Sincerely, Kevin Crumbo

Joseph Webb, D.Sc., chief executive officer of Nashville General Hospital, released the following statement:
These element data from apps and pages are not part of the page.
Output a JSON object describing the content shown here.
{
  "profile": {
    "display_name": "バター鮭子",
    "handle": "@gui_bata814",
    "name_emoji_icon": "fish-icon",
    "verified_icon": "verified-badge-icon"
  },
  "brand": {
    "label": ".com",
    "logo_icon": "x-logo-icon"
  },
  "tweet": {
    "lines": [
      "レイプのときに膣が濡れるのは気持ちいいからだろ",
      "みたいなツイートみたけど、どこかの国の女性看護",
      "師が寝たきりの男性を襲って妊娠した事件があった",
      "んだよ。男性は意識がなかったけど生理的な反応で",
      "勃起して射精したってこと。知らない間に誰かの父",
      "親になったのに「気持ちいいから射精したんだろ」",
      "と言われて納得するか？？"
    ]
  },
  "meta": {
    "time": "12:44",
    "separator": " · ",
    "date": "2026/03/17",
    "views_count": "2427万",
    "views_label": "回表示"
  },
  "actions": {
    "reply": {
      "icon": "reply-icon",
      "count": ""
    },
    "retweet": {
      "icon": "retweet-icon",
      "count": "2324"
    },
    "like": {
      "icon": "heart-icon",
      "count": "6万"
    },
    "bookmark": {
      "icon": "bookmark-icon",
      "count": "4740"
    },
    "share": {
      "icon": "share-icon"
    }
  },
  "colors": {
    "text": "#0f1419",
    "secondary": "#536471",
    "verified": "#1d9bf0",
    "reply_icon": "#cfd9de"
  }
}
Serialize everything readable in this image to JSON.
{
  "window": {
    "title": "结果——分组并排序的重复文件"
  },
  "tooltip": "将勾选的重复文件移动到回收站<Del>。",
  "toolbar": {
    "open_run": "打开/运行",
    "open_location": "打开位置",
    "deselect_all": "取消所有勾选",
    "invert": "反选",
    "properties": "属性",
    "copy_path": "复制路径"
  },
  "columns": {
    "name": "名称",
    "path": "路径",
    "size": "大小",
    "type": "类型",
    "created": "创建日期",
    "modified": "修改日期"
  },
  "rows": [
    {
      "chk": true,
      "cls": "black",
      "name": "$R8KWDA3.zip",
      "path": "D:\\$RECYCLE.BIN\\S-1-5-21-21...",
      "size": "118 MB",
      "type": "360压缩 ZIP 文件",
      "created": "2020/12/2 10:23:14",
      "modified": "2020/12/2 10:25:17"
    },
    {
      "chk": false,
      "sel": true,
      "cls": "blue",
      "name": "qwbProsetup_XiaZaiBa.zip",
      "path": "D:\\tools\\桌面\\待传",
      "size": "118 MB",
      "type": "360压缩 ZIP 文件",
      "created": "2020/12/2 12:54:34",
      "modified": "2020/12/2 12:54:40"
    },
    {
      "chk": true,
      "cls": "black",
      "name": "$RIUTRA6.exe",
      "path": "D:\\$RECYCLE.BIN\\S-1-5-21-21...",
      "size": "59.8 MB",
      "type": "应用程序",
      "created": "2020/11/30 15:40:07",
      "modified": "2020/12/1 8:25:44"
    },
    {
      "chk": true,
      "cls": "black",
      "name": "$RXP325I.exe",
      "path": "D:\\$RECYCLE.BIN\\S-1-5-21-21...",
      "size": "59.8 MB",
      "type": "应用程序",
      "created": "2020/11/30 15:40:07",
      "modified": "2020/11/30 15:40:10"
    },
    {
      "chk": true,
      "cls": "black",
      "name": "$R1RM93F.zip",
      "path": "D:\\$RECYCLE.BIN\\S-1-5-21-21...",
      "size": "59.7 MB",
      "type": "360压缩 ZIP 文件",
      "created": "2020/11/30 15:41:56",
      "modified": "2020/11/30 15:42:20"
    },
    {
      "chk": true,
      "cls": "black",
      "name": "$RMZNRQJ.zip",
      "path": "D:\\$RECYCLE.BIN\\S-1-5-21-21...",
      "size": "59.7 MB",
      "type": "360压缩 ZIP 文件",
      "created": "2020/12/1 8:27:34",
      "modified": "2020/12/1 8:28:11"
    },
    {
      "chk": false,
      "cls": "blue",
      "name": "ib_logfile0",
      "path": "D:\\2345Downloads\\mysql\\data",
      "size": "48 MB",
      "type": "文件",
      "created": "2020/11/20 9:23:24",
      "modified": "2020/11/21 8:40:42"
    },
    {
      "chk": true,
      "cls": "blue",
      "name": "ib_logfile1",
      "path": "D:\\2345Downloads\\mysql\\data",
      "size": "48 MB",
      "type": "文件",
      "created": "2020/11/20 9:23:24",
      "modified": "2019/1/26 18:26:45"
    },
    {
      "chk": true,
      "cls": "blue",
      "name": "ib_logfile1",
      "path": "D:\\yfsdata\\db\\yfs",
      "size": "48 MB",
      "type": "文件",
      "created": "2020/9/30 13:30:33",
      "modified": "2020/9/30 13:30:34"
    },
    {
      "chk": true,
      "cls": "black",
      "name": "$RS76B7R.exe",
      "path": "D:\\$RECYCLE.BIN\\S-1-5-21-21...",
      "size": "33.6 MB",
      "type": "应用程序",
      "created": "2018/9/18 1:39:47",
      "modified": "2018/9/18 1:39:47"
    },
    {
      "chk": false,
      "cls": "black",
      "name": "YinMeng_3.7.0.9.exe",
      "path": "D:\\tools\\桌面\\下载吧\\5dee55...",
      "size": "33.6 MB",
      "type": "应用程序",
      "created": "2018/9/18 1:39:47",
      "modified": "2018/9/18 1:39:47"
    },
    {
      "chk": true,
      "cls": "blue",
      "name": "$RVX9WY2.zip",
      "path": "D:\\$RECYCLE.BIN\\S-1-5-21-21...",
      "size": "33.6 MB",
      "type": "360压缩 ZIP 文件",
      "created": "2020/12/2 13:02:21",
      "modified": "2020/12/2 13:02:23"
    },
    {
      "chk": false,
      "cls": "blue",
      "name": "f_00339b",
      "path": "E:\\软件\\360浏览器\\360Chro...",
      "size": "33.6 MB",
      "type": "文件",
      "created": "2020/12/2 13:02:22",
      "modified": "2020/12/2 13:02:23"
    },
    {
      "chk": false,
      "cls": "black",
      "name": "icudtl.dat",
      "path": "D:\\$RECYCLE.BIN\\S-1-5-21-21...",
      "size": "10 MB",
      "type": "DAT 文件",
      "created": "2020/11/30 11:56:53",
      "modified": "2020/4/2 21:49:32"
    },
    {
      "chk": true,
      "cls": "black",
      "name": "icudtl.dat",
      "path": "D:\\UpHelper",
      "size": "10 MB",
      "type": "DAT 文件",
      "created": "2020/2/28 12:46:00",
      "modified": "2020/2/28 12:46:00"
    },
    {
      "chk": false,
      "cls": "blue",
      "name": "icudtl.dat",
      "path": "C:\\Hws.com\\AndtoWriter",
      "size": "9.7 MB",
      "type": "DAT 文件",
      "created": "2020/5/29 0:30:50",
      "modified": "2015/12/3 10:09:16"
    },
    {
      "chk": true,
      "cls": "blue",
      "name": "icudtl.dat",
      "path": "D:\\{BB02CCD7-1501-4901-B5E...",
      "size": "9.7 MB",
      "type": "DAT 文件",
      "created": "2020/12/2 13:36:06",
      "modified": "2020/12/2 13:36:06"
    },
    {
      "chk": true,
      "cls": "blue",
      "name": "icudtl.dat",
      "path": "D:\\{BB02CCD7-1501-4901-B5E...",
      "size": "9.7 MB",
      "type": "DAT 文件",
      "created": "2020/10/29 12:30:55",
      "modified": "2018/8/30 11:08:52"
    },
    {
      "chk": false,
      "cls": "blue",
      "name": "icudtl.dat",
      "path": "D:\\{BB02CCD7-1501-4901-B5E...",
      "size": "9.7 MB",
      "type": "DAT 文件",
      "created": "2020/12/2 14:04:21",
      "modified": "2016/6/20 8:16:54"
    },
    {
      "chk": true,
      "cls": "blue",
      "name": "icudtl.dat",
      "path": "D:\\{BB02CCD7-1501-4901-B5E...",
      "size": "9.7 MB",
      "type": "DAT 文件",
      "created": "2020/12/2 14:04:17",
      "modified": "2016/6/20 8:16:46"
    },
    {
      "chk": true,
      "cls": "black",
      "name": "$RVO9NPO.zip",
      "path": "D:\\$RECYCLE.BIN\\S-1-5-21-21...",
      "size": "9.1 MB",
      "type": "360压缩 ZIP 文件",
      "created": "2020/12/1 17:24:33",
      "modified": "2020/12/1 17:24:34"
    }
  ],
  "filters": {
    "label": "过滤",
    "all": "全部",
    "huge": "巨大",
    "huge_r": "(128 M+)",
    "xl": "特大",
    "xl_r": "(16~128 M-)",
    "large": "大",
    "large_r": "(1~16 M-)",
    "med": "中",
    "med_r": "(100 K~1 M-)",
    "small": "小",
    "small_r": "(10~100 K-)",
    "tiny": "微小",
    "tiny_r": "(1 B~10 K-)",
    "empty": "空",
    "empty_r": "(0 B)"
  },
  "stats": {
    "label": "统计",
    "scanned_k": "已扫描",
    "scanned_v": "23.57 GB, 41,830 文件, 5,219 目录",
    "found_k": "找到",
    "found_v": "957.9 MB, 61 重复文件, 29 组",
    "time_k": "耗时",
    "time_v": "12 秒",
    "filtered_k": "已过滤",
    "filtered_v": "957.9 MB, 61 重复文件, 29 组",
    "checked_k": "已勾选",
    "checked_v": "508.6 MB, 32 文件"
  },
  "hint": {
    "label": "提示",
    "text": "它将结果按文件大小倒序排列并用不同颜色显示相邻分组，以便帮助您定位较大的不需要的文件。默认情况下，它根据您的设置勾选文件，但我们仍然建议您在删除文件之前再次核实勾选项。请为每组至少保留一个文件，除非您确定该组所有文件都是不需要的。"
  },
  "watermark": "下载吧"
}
Nashville General Hospital received $9.4 million in CARES funding from the federal government to assist in its response to the COVID pandemic. The use of the CARES funds is severely restricted by federal regulations and cannot be used for ordinary hospital operating expenses. Just as Metro was seeking CARES dollars, Nashville General Hospital who serves a disproportionate population of Nashville’s uninsured patients, was also seeking CARES funding. Both entities received CARES funding, with the difference being healthcare COVID funds are more severely restricted by federal law. Due to restrictions precluding use of CARES funding to offset general operating expenses, Nashville General Hospital did not want to distract or confuse the final stages of Metro’s budget process. This protected Metro and Nashville General Hospital from inappropriate diversions of this federal COVID funding. As in years past, Nashville General Hospital will return unused Metro allocated dollars. In 2019, NGH returned $2 million in unused funds from the budget subsidy received from Metro and returned $4 million in 2018. Nashville General Hospital did not hide their efforts to secure the CARES funding or the award. In fact, Nashville General Hospital reported in the May 28 Hospital Authority Board meeting receiving two payments totaling $835K from the CARES Act, thanks to assistance from Congressman Cooper’s office. NGH also requested that Metro allow the hospital to access the same consulting firm (Disaster Recovery Services) they are using to help them navigate usage and compliance with the federal regulations on spending restrictions for their $121 million COVID funding. After weeks of negotiations with Disaster Recovery Services and Metro, the Disaster Recovery Services contract is up for approval at tonight’s Hospital Authority Board meeting. Finally, once Nashville General Hospital received notice of their CARES funding, senior executives reached out to federal-elected officials to thank them for their assistance with our application.